- _Activity_
Isolate every line in the data with the string "vidéo" and copy it.

- _Records supplied_
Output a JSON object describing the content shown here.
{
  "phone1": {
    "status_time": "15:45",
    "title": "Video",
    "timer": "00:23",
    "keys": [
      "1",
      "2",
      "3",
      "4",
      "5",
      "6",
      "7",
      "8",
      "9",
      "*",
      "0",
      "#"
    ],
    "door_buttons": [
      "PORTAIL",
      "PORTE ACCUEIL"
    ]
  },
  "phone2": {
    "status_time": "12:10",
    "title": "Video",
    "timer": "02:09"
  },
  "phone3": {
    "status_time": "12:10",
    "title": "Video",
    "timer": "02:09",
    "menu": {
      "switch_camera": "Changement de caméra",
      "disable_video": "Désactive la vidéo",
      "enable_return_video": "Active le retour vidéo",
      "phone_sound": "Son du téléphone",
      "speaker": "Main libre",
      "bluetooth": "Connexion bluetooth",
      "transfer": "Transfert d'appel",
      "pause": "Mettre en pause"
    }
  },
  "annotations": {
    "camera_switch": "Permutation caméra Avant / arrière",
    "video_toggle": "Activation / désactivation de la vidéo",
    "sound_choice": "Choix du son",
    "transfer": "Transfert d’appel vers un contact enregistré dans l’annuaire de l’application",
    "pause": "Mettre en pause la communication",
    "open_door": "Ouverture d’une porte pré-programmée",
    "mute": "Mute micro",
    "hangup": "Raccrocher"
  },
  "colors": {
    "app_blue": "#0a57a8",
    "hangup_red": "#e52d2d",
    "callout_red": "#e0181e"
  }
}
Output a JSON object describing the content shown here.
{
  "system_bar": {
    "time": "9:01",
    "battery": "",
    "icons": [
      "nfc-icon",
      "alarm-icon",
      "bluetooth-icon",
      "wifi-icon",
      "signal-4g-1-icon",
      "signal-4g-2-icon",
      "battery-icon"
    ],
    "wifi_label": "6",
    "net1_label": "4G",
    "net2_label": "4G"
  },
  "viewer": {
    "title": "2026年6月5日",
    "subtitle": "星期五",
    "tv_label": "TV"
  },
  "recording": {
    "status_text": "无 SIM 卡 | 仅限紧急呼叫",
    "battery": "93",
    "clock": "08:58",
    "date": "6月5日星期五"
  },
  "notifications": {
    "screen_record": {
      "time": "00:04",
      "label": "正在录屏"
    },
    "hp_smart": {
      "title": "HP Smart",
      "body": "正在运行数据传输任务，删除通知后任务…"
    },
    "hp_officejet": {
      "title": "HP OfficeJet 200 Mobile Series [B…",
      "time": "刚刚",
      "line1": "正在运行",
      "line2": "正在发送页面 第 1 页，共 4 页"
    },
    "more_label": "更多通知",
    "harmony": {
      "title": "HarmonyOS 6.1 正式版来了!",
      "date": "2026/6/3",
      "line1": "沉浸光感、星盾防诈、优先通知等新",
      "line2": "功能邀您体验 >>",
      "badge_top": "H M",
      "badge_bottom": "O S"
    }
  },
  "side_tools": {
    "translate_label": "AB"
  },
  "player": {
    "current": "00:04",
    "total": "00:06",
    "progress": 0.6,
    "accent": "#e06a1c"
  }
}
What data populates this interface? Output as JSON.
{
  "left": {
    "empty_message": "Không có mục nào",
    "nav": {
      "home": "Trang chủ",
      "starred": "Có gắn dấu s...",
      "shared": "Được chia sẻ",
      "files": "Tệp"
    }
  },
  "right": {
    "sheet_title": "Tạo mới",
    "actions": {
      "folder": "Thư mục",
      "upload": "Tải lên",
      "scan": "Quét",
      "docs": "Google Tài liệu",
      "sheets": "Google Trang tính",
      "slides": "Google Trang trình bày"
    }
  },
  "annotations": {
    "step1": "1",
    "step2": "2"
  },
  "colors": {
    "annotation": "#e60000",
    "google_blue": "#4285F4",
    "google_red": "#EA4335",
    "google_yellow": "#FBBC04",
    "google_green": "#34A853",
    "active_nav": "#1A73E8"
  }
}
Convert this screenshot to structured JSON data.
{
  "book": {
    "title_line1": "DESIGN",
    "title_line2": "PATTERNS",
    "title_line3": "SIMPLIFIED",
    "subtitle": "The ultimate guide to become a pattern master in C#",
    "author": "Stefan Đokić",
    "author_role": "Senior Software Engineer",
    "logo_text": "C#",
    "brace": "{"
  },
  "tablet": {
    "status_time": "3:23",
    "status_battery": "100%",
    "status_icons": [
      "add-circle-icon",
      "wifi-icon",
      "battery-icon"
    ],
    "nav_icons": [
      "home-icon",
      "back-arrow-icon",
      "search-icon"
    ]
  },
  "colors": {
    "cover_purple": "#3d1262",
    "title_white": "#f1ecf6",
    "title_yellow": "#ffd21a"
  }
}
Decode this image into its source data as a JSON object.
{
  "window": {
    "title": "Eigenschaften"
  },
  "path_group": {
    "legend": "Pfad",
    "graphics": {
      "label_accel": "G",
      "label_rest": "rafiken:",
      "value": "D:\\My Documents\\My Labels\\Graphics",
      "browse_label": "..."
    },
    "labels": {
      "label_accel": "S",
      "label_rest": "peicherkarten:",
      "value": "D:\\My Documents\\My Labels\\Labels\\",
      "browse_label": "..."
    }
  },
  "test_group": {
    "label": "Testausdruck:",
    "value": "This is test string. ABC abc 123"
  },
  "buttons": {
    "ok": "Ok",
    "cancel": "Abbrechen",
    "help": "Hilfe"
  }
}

- _Solution_
      "disable_video": "Désactive la vidéo",
      "enable_return_video": "Active le retour vidéo",
    "video_toggle": "Activation / désactivation de la vidéo",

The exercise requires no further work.